by Don Zabloski
Summer is finally here, bringing unlimited options for outdoor activity “play time” with the family. If you’re looking for inspiration, here are some outside-the-box ideas:
Be a tourist in your own community by visiting new locations in your neighbourhood or across town. Travel on foot or by public transportation, which requires more walking than taking the family vehicle. Discover public parks, visit a zoo or explore other outdoor attractions.
Try something new.
Find a swimming pool, supervised beach or splash pad you’ve never visited before. Bike on a scenic trail, go berry-picking, raft down a river or take a lesson in a new sport. Search online for instructions about orienteering or geo-caching. Try hiking, fishing, golfing, canoeing or kayaking.
Walk to an open green space to play a few classic tag games. If Mom and Dad can’t remember the exact rules, make up your own! These active, inclusive games naturally involve many basic literacy skills such as walking, running, skipping, galloping, changing directions, balancing, core strength, stopping and starting. You don’t need a new game every day, but a variety of games will keep interest high without too much repetition. Adapt games appropriately to ensure inclusive play. For example, choose softer, colourful balls; use shorter, lighter striking implements; roll a ball instead of throwing it; strike a ball with a hockey stick rather than kicking it; increase the number of trials or chances; or reposition the target in a smaller playing area.
Some games are meant to be played in larger numbers. Your family can invite others to enjoy well-known games like follow the leader, crab soccer, red light/green light, hopscotch, Simon Says, hide and seek, kick the can and balloon badminton. Ask relatives and grandparents to think back to their own active childhood days of playing outside with friends. Everyone was active and the games were timeless, going on for hours until the sun went down.

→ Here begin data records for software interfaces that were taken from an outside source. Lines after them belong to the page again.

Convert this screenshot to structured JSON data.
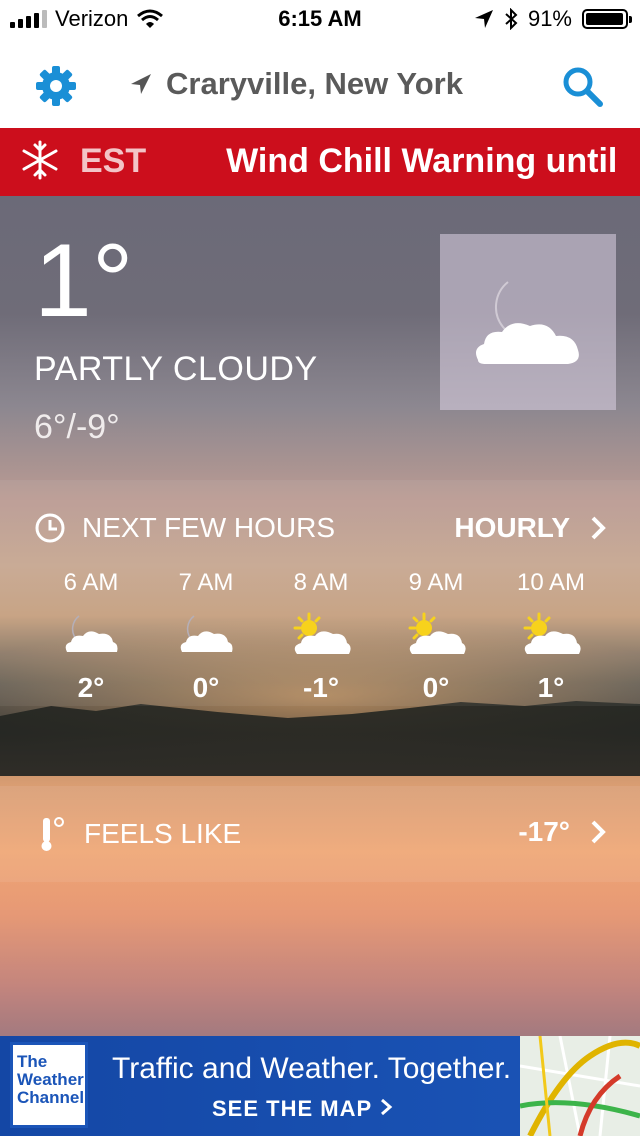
{
  "status_bar": {
    "carrier": "Verizon",
    "time": "6:15 AM",
    "battery": "91%",
    "battery_level": 0.91
  },
  "header": {
    "location": "Craryville, New York"
  },
  "alert": {
    "ticker_text": "EST",
    "ticker_text2": "Wind Chill Warning until"
  },
  "current": {
    "temperature": "1°",
    "condition": "PARTLY CLOUDY",
    "hi_lo": "6°/-9°",
    "icon": "night-partly-cloudy-icon"
  },
  "next_hours": {
    "label": "NEXT FEW HOURS",
    "hourly_label": "HOURLY",
    "hours": [
      {
        "time": "6 AM",
        "temp": "2°",
        "icon": "moon-cloud-icon"
      },
      {
        "time": "7 AM",
        "temp": "0°",
        "icon": "moon-cloud-icon"
      },
      {
        "time": "8 AM",
        "temp": "-1°",
        "icon": "sun-cloud-icon"
      },
      {
        "time": "9 AM",
        "temp": "0°",
        "icon": "sun-cloud-icon"
      },
      {
        "time": "10 AM",
        "temp": "1°",
        "icon": "sun-cloud-icon"
      }
    ]
  },
  "feels_like": {
    "label": "FEELS LIKE",
    "value": "-17°"
  },
  "ad": {
    "brand": "The Weather Channel",
    "headline": "Traffic and Weather. Together.",
    "cta": "SEE THE MAP"
  },
  "colors": {
    "accent": "#1a8fd6",
    "alert": "#cc0e1c",
    "ad": "#1b55b8"
  }
}
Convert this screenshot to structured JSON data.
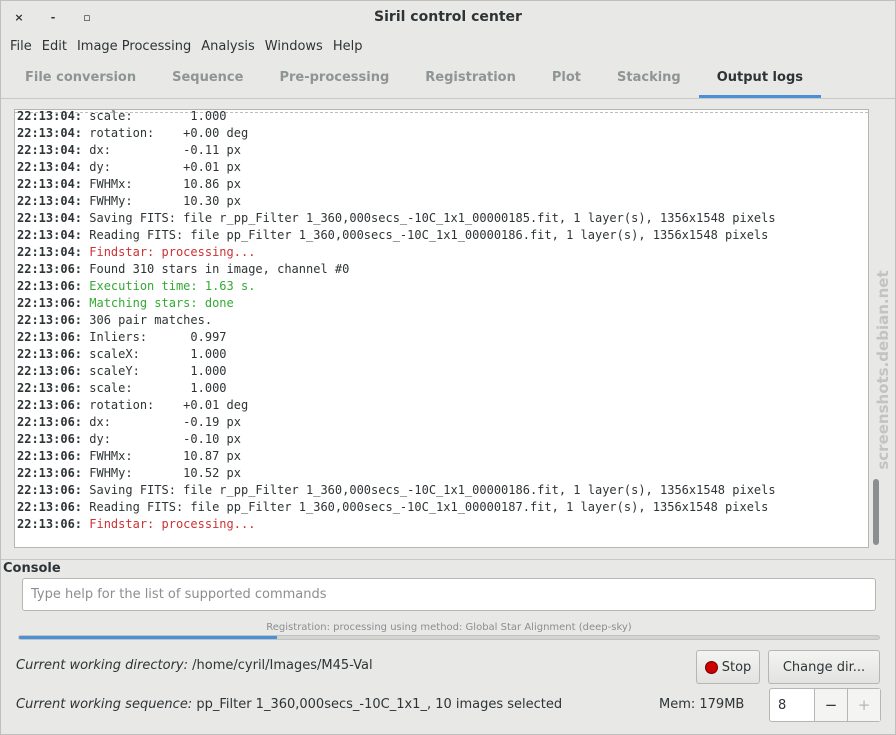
{
  "window": {
    "title": "Siril control center",
    "controls": {
      "close": "×",
      "minimize": "-",
      "maximize": "▫"
    }
  },
  "menu": [
    "File",
    "Edit",
    "Image Processing",
    "Analysis",
    "Windows",
    "Help"
  ],
  "tabs": [
    {
      "label": "File conversion",
      "active": false
    },
    {
      "label": "Sequence",
      "active": false
    },
    {
      "label": "Pre-processing",
      "active": false
    },
    {
      "label": "Registration",
      "active": false
    },
    {
      "label": "Plot",
      "active": false
    },
    {
      "label": "Stacking",
      "active": false
    },
    {
      "label": "Output logs",
      "active": true
    }
  ],
  "log": [
    {
      "time": "22:13:04:",
      "text": " scale:        1.000",
      "color": "normal"
    },
    {
      "time": "22:13:04:",
      "text": " rotation:    +0.00 deg",
      "color": "normal"
    },
    {
      "time": "22:13:04:",
      "text": " dx:          -0.11 px",
      "color": "normal"
    },
    {
      "time": "22:13:04:",
      "text": " dy:          +0.01 px",
      "color": "normal"
    },
    {
      "time": "22:13:04:",
      "text": " FWHMx:       10.86 px",
      "color": "normal"
    },
    {
      "time": "22:13:04:",
      "text": " FWHMy:       10.30 px",
      "color": "normal"
    },
    {
      "time": "22:13:04:",
      "text": " Saving FITS: file r_pp_Filter 1_360,000secs_-10C_1x1_00000185.fit, 1 layer(s), 1356x1548 pixels",
      "color": "normal"
    },
    {
      "time": "22:13:04:",
      "text": " Reading FITS: file pp_Filter 1_360,000secs_-10C_1x1_00000186.fit, 1 layer(s), 1356x1548 pixels",
      "color": "normal"
    },
    {
      "time": "22:13:04:",
      "text": " Findstar: processing...",
      "color": "red"
    },
    {
      "time": "22:13:06:",
      "text": " Found 310 stars in image, channel #0",
      "color": "normal"
    },
    {
      "time": "22:13:06:",
      "text": " Execution time: 1.63 s.",
      "color": "green"
    },
    {
      "time": "22:13:06:",
      "text": " Matching stars: done",
      "color": "green"
    },
    {
      "time": "22:13:06:",
      "text": " 306 pair matches.",
      "color": "normal"
    },
    {
      "time": "22:13:06:",
      "text": " Inliers:      0.997",
      "color": "normal"
    },
    {
      "time": "22:13:06:",
      "text": " scaleX:       1.000",
      "color": "normal"
    },
    {
      "time": "22:13:06:",
      "text": " scaleY:       1.000",
      "color": "normal"
    },
    {
      "time": "22:13:06:",
      "text": " scale:        1.000",
      "color": "normal"
    },
    {
      "time": "22:13:06:",
      "text": " rotation:    +0.01 deg",
      "color": "normal"
    },
    {
      "time": "22:13:06:",
      "text": " dx:          -0.19 px",
      "color": "normal"
    },
    {
      "time": "22:13:06:",
      "text": " dy:          -0.10 px",
      "color": "normal"
    },
    {
      "time": "22:13:06:",
      "text": " FWHMx:       10.87 px",
      "color": "normal"
    },
    {
      "time": "22:13:06:",
      "text": " FWHMy:       10.52 px",
      "color": "normal"
    },
    {
      "time": "22:13:06:",
      "text": " Saving FITS: file r_pp_Filter 1_360,000secs_-10C_1x1_00000186.fit, 1 layer(s), 1356x1548 pixels",
      "color": "normal"
    },
    {
      "time": "22:13:06:",
      "text": " Reading FITS: file pp_Filter 1_360,000secs_-10C_1x1_00000187.fit, 1 layer(s), 1356x1548 pixels",
      "color": "normal"
    },
    {
      "time": "22:13:06:",
      "text": " Findstar: processing...",
      "color": "red"
    }
  ],
  "watermark": "screenshots.debian.net",
  "console": {
    "label": "Console",
    "placeholder": "Type help for the list of supported commands"
  },
  "progress": {
    "text": "Registration: processing using method: Global Star Alignment (deep-sky)",
    "fraction": 0.3
  },
  "cwd": {
    "label": "Current working directory:",
    "value": "/home/cyril/Images/M45-Val"
  },
  "cws": {
    "label": "Current working sequence:",
    "value": "pp_Filter 1_360,000secs_-10C_1x1_, 10 images selected"
  },
  "buttons": {
    "stop": "Stop",
    "change_dir": "Change dir..."
  },
  "mem": "Mem: 179MB",
  "threads": {
    "value": "8",
    "minus": "−",
    "plus": "+"
  },
  "colors": {
    "accent": "#4a90d9",
    "log_red": "#cc3333",
    "log_green": "#33aa33",
    "stop_red": "#cc0000"
  }
}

Don Zabloski est un consultant en éducation physique et en santé à la retraite et co-auteur du livre Running Room’s Book on Family Fitness avec John Stanton.